- No Beverage Waste. Making our own beverages, even on towing days, gives us that at home feeling of self-reliance. Disposables are a hassle – the weight, bulk, and restocking are a pain. Jim has mastered low-tech bistro-style coffee, and he brews our tea – so, very low waste. Sparkly water and ice are necessary for the civilized life so, I have a SodaStream Soda Maker, two bottles, and extra gas stored in the pantry. Our portable ice maker and ice-efficient OtterBox insulated tumblers keep our drinks fresh all day.
… and, at 5 o’clock, few luxuries can compare to shaking a martini with ice manufactured from solar power while camping off-grid.
We drink only draft beer, no bottles or cans, and any decent brewery or pub will fill our OtterBox Growler which keeps brew fresh and cold for days without refrigeration.
- We’re surprisingly fuel and energy efficient. Our clean diesel Ram 2014 truck averages around fourteen miles per gallon and leaves no noxious polluting fumes. Our exhaust is nothing more than harmless nitrogen and water. But, unless we’re towing, we rarely drive The Beast. We prefer to walk or ride bikes. We’ll cycle fifteen to twenty miles round trip (depending on the grade) to visit a good cafe or brewery.
If the destination is in a congested urban area and beyond our cycling range we take Lyft and Uber. Public transportation and private ferries are a rare bonus.
- Propane runs the refrigerator, stove, hot water heater, and furnace. There’s no need to keep water hot 24-7, so we turn on the hot water heater about fifteen minutes before use – usually twice a day – and the water remains warm for hours after it’s turned off. We’re researching hot water on demand systems to replace our old system when it breaks down – but for now, it’s no big deal to plan fifteen minutes ahead. Though we seldom use it, we have a generator that runs on propane and gas. We average one seven gallon propane tank a month.

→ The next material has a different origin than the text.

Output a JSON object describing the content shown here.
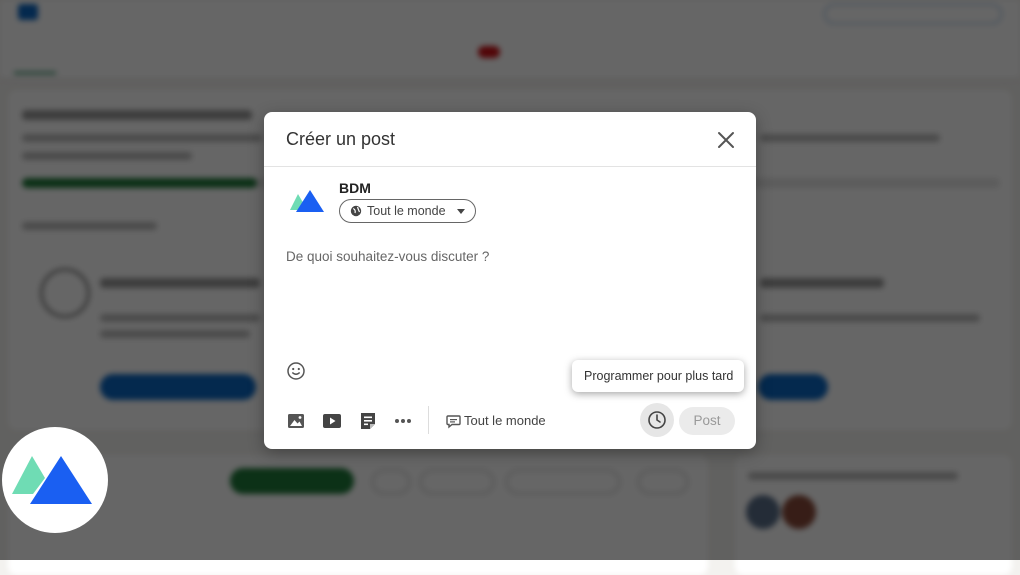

For travel days, we make our own no-cook fast food.
When settled in, we eat a lot of raw greens, fruits and nuts and like to cook roots, veggies, eggs and grains.
and we make our own whole grain bread.
To avoid stinky waste, we prefer to eat out for meat and fish …
Low Disposables. Though we haven’t measured, it is obvious our waste and recyclables are low. Tires, fuel, rubber gloves, (for tank dump time) dog-poop and bags, paper products: towels, bowls, plates, and toilet paper are our primary disposables. We’re always on the prowl for new techniques for paper efficiency – to find the balance between water and paper use. For example, Jim can use either water or paper towels to clean his french press, and I can serve on paper plates and bowls rather than wash our dishes. Nano Towels for indoor and outdoor use help to control paper use but to clean them requires a lot of water. So, when we’re near a potable water source, we depend more on washable fabric towels and rags to make up for those times when water is limited and paper dependency rises.
Often, at the end of the day – while sipping martinis by the fire – we think about the good old days, laugh at our many mistakes and wonder how we ever managed.
Then, we start solving the problems of the world … Perhaps most houses of the future will be opportunistically off-grid? Independently equipped to collect and store natural resources and have technology to monitor the quality, quantity and daily usage of air and water? Then, in response to wildfires, floods, storms, earthquakes, drought, famine, in-laws – God willing the houses can roll, fly or float – they move on.
Yeah … But will they still call this, “livin’ the dream”?